About this task
Scan the lines below; pull out those with "main".

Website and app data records
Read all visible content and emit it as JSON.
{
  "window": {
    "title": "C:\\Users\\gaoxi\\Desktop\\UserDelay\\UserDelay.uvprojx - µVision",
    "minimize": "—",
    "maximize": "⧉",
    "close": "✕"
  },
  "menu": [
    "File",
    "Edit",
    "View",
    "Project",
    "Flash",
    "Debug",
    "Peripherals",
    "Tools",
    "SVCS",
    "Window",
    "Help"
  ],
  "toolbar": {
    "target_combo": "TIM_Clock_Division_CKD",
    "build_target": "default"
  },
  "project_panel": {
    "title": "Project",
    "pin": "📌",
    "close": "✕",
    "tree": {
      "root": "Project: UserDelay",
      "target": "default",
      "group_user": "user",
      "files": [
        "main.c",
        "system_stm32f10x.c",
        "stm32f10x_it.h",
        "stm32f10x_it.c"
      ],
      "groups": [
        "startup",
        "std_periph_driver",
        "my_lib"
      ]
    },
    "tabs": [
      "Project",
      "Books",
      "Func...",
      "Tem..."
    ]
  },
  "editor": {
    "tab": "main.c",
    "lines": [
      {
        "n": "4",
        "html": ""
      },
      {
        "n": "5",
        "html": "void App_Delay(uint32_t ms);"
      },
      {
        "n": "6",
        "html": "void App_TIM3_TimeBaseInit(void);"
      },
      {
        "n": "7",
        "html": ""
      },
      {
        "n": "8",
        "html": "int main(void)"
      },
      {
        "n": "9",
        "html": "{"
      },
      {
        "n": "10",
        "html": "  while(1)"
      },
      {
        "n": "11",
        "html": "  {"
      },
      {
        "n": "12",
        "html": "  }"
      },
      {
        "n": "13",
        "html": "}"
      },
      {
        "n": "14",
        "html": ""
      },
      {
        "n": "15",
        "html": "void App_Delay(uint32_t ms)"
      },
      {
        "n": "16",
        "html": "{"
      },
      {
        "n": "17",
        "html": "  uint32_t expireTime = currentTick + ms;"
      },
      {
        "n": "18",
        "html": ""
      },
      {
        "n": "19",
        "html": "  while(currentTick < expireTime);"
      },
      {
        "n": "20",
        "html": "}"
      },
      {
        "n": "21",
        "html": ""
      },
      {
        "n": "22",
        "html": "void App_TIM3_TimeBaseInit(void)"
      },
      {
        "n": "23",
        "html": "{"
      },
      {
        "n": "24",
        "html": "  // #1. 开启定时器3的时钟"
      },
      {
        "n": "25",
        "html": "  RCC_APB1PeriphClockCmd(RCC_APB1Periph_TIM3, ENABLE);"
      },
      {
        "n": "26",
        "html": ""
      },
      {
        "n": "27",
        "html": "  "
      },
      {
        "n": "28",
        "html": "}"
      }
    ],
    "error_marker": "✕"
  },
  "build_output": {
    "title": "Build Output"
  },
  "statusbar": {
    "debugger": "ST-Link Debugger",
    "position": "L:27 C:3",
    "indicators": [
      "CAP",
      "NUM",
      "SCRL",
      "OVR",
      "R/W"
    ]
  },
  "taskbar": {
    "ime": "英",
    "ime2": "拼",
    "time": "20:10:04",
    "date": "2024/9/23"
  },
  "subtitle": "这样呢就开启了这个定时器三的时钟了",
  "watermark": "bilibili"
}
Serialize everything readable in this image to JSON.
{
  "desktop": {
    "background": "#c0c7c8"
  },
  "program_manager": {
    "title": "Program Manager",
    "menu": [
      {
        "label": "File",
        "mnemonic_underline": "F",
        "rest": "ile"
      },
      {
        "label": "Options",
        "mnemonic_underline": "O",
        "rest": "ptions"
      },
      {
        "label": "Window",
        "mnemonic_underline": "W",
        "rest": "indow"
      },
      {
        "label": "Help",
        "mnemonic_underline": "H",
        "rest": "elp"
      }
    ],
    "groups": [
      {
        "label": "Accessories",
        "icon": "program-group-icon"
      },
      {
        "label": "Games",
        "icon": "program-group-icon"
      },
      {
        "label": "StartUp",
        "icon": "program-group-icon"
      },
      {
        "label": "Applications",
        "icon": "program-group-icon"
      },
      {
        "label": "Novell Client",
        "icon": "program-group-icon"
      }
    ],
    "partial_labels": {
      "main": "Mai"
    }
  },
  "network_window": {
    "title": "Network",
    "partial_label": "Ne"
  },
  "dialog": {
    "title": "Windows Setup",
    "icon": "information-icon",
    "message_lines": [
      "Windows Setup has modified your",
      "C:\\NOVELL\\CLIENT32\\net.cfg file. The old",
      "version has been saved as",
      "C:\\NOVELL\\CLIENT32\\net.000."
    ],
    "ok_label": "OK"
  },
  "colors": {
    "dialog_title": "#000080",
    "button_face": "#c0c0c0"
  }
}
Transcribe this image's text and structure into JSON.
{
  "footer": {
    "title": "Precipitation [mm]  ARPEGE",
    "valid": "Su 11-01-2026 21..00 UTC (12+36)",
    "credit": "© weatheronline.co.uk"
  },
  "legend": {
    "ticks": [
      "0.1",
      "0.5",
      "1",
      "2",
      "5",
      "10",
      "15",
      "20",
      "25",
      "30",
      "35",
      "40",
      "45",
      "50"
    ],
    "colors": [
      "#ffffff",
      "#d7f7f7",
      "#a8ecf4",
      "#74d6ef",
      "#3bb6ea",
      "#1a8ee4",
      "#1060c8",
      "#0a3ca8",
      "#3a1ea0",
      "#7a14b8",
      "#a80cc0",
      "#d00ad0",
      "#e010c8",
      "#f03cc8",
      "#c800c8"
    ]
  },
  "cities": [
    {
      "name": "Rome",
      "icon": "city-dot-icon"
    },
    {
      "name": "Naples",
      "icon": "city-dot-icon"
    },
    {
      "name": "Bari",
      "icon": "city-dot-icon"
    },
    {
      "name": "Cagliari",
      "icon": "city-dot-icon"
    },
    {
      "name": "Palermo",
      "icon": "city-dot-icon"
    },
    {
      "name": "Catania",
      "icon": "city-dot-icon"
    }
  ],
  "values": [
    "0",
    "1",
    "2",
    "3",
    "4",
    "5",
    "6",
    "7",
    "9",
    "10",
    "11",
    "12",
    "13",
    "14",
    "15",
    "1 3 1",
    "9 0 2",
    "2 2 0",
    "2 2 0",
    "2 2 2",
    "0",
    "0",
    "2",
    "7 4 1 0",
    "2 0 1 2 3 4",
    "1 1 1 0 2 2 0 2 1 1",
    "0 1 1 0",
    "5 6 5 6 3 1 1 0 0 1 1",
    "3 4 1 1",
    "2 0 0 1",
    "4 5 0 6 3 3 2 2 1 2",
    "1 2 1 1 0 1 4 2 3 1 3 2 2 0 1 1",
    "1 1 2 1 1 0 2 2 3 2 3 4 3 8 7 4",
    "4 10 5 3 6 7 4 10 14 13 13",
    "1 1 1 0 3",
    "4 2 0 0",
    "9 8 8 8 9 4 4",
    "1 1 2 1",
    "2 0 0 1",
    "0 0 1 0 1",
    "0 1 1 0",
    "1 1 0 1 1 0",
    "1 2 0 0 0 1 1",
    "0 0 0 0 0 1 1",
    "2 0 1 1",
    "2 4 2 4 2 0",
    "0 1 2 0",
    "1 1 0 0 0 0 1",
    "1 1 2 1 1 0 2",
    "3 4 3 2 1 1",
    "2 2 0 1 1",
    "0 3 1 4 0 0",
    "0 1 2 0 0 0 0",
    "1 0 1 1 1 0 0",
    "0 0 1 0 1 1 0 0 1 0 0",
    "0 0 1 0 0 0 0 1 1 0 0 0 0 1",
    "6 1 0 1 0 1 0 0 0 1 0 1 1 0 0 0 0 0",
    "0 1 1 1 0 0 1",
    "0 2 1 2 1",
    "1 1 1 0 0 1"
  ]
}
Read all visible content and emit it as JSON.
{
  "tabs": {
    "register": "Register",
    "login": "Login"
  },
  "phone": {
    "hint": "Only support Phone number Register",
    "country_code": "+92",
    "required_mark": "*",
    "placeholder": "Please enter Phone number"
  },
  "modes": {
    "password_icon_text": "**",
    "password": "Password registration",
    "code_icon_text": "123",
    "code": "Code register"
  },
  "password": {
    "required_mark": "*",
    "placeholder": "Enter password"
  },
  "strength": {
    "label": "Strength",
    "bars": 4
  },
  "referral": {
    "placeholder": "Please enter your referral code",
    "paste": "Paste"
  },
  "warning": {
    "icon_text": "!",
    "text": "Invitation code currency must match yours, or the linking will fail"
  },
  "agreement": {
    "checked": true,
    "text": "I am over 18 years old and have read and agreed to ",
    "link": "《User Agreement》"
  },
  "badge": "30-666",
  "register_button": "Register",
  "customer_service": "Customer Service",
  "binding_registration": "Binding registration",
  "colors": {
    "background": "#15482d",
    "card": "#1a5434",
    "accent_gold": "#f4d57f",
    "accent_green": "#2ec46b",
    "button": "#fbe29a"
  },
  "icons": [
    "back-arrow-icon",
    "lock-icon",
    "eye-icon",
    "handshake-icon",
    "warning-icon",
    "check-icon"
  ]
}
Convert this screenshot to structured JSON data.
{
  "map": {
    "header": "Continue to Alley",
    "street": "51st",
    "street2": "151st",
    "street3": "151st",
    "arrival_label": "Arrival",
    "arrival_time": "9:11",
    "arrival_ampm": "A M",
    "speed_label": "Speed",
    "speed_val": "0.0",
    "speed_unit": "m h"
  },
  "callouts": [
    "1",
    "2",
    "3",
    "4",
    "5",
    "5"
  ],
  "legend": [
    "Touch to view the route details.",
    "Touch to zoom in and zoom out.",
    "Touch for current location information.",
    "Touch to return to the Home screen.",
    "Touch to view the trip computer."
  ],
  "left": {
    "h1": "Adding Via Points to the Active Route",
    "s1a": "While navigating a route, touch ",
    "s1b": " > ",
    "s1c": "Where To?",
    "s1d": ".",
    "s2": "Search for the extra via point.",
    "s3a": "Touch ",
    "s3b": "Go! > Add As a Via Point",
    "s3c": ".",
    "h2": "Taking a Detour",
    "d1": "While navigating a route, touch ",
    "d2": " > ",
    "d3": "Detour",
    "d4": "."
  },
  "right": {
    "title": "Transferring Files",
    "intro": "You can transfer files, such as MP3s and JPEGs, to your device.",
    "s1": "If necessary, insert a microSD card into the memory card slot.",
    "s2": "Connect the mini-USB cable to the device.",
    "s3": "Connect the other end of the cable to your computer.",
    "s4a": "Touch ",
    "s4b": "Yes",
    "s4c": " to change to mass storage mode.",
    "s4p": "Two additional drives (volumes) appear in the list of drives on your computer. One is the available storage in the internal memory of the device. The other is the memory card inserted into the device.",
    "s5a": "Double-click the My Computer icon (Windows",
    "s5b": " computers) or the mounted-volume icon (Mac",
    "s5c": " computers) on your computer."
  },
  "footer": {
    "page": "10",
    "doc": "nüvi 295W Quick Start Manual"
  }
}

Exercise output
        "main.c",
    "tab": "main.c",
        "html": "int main(void)"
      "main": "Mai"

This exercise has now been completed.